Environmental Restorative Justice
Environmental harm destroys and damages not only human beings, but also plants and animals—indeed the whole of nature, including oceans and mountains. Furthermore, communities of local people are divided. Tackling large-scale environmental issues, such as climate change, requires the cooperation of other countries (across national boundaries of interest). Restorative justice is a powerful tool in addressing these issues. Environmental restorative justice also draws attention to the power of art. Art that tells the story of a community’s rich relationships with plants and animals and with rituals and culture, and which expresses grief over the loss of homes, can also be a restorative justice practice. Poetry, paintings, song, and dance are all possibilities for different forms of expression.

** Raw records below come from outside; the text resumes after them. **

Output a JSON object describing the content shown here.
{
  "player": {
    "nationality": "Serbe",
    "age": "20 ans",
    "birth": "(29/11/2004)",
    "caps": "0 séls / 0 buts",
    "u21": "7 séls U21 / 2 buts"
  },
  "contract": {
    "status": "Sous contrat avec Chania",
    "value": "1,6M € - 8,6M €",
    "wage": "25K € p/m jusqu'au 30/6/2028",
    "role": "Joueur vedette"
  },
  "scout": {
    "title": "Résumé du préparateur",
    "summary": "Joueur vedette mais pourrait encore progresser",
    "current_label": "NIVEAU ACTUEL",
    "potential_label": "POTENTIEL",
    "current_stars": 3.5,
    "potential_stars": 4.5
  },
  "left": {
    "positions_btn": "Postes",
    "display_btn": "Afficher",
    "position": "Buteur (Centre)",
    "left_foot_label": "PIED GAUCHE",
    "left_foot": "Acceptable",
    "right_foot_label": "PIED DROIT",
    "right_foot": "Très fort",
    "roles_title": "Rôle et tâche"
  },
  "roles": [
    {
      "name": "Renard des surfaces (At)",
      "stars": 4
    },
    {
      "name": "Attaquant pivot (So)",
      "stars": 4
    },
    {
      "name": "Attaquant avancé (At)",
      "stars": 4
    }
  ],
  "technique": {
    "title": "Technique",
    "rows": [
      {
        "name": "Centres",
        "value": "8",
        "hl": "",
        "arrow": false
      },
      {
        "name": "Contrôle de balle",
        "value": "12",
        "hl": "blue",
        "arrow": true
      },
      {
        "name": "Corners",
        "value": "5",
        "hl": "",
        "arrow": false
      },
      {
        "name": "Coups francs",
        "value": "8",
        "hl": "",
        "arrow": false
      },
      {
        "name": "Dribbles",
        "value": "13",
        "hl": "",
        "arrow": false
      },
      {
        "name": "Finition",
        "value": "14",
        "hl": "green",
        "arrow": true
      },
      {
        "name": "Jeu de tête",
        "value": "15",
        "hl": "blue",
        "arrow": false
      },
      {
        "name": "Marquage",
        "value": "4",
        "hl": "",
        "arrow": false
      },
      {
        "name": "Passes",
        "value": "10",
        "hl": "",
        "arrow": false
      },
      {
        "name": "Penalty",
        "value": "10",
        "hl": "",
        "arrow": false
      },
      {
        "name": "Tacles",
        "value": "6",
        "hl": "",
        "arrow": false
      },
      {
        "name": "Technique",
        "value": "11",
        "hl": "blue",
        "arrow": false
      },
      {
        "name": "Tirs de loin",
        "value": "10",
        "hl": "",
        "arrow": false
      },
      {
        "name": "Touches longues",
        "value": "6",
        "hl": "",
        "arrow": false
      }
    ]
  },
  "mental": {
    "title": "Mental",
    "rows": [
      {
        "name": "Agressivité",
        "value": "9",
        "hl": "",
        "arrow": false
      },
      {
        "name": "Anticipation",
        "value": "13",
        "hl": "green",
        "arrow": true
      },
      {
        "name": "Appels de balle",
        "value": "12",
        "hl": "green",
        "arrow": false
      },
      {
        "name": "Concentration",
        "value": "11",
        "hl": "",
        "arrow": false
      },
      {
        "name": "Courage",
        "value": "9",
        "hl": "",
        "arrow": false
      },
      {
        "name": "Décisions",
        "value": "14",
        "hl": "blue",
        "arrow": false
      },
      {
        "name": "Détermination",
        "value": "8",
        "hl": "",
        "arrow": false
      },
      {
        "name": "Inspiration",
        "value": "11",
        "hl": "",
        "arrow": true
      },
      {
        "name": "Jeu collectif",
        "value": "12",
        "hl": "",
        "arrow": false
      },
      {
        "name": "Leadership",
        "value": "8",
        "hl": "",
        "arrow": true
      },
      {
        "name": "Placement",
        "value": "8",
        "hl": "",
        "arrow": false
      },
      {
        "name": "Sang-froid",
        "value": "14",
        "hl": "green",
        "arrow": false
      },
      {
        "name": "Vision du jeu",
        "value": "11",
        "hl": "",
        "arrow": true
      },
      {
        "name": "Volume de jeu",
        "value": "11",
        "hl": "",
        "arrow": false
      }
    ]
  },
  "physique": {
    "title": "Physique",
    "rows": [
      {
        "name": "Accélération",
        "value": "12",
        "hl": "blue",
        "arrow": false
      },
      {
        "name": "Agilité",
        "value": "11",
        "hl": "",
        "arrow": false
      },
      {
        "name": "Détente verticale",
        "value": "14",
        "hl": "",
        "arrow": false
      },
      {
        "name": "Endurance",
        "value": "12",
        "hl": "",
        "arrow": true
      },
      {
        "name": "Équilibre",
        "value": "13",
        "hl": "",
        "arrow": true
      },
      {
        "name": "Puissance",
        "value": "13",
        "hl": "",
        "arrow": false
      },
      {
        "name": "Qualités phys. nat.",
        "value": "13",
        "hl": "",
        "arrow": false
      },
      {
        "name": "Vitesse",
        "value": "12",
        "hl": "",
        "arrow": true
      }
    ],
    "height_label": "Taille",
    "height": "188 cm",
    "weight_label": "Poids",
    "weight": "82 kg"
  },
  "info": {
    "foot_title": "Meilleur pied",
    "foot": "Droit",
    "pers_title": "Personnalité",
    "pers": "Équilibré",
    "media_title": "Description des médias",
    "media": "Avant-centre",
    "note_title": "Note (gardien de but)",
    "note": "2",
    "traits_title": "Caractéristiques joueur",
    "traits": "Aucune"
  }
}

To construct a framework for environmental restorative justice, I am conducting research on environmental activities in the Minamata area as a basis for this study. In 1956, Minamata disease patients were officially identified, and a fierce legal battle was conducted in Minamata, starting with the first lawsuit in 1969. At the same time, artists and young people began residing in the Minamata area, and grassroots environmental activities were initiated. By re-examining the history of the Minamata disease movement, I am investigating the ‘fragmentation’ and ‘possibility of reconstruction’ in the local community after destruction of the environment.